I have an extremely developed sense of smell and am easily bothered by other people’s body odor. Unfortunately, having chronic lymphatic leukemia has changed my body odor. I need to take extra measures in order not to be bothering others (and myself) with unpleasant scents.
Chronic disease often comes accompanied by body odor. Bromhidrosis is the yucky smell which is produced by bacteria on the skin that break acids in your sweat. Excessive sweating is a condition called hyperhidrosis, if you have stinky feet you suffer from bromodosis. Bad breath or halitosis is self-explanatory. All of us have to deal with bothersome odors once in a while.
When you suffer from hyperhidrosis, you sweat excessively without physical need of regulating your temperature.

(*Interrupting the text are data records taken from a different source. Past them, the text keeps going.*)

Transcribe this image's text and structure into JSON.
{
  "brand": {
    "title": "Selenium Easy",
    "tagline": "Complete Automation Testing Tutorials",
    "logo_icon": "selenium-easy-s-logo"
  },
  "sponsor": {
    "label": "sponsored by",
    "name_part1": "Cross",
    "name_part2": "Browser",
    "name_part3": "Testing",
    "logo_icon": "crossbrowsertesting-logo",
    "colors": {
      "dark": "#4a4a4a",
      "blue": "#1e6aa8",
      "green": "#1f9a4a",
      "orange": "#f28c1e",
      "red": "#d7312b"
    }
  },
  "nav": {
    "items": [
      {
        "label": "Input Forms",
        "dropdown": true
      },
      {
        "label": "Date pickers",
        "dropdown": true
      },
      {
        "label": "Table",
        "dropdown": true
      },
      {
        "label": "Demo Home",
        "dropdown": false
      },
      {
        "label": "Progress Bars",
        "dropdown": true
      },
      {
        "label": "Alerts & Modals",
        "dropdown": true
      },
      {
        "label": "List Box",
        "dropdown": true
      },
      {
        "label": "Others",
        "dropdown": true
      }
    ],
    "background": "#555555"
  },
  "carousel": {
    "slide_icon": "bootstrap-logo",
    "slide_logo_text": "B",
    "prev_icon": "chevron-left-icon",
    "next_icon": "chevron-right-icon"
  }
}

The basic advice for people suffering from unpleasant body odors is having a daily hot shower and using antibacterial soaps, especially under the armpits and for their feet. (Make sure you scrub your toenails as well). Use roll-on deodorant, because it is more helpful against heavy perspiring and check the amount of aluminum chloride it contains, because this is what increases the effect. Wear clean clothes which are washed regularly and use natural fibers like cotton, silk, linen and wool. If you are cold, wear several layers and get rid of them one by one when you it is getting warmer.
Avoid spicy food … we all know about the benefits of garlic when dealing with vampires, but it is not advantageous when meeting normal people. Botox and surgery are your last resorts when managing excessive sweating. Be aware that not only spicy food, but also alcohol and your medication can change your body odor.

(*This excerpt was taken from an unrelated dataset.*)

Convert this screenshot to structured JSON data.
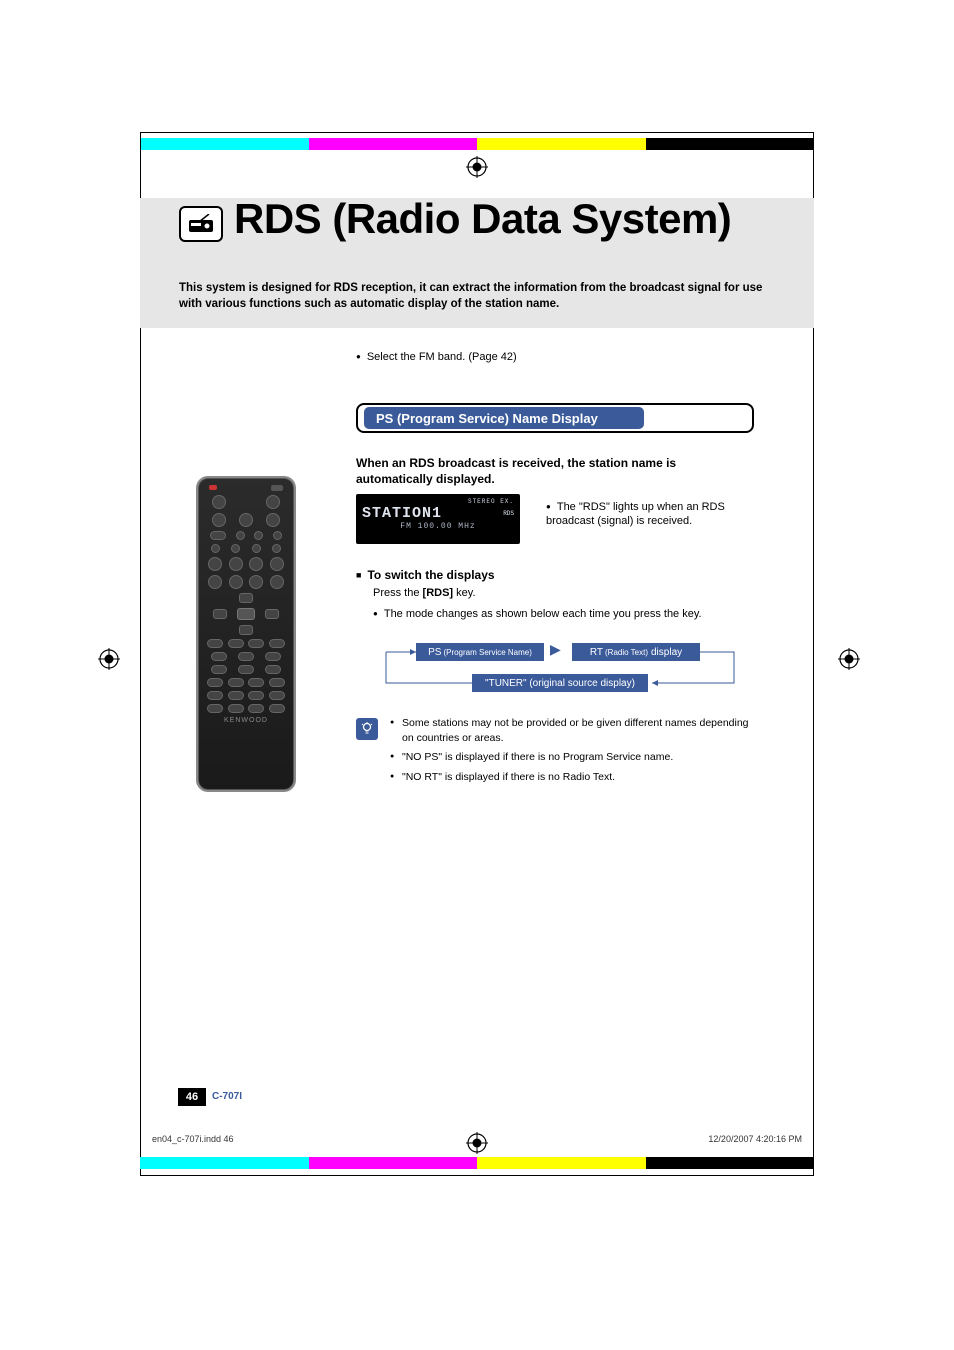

Use an antibacterial spray for sour shoes and talc for your feet. Body talc is a good solution for warmer climates as I have come to realize in Southern Europe. A simple remedy against halitosis is taking zinc. It does not only improve your immune system, but also makes your breath less stale. Chewing gum, sprays and regular dental hygiene as well as thorough teeth (and tongue) brushing after each meal help as well.
Fever has an impact on your body odor and makes you sweat more. Hormonal changes during puberty and menopause can cause nocturnal perspiration. Leukemia can do so as well, which means that I have to be extra careful when buying the right kind of nighties.
Diabetes causes a fruity, sweet smell reminding of nail polish, kidney disease makes your sweat smell like bleach and liver diseases make breath fishy, schizophrenic people have a balsamico vinegar sweat. Even cancer seems to have a distinctive smell. Doctors think that dogs and fruit flies could be used in order to detect illness early on.
When I was diagnosed with leukemia I wondered whether mosquitos would avoid me from now on as my blood might not be tasty anymore. Too bad, but they don’t! Dr. George Preti of the Philadelphia Monell Chemical Senses Institute believes a certain “cancer scent” exists. I do my best to get rid of it!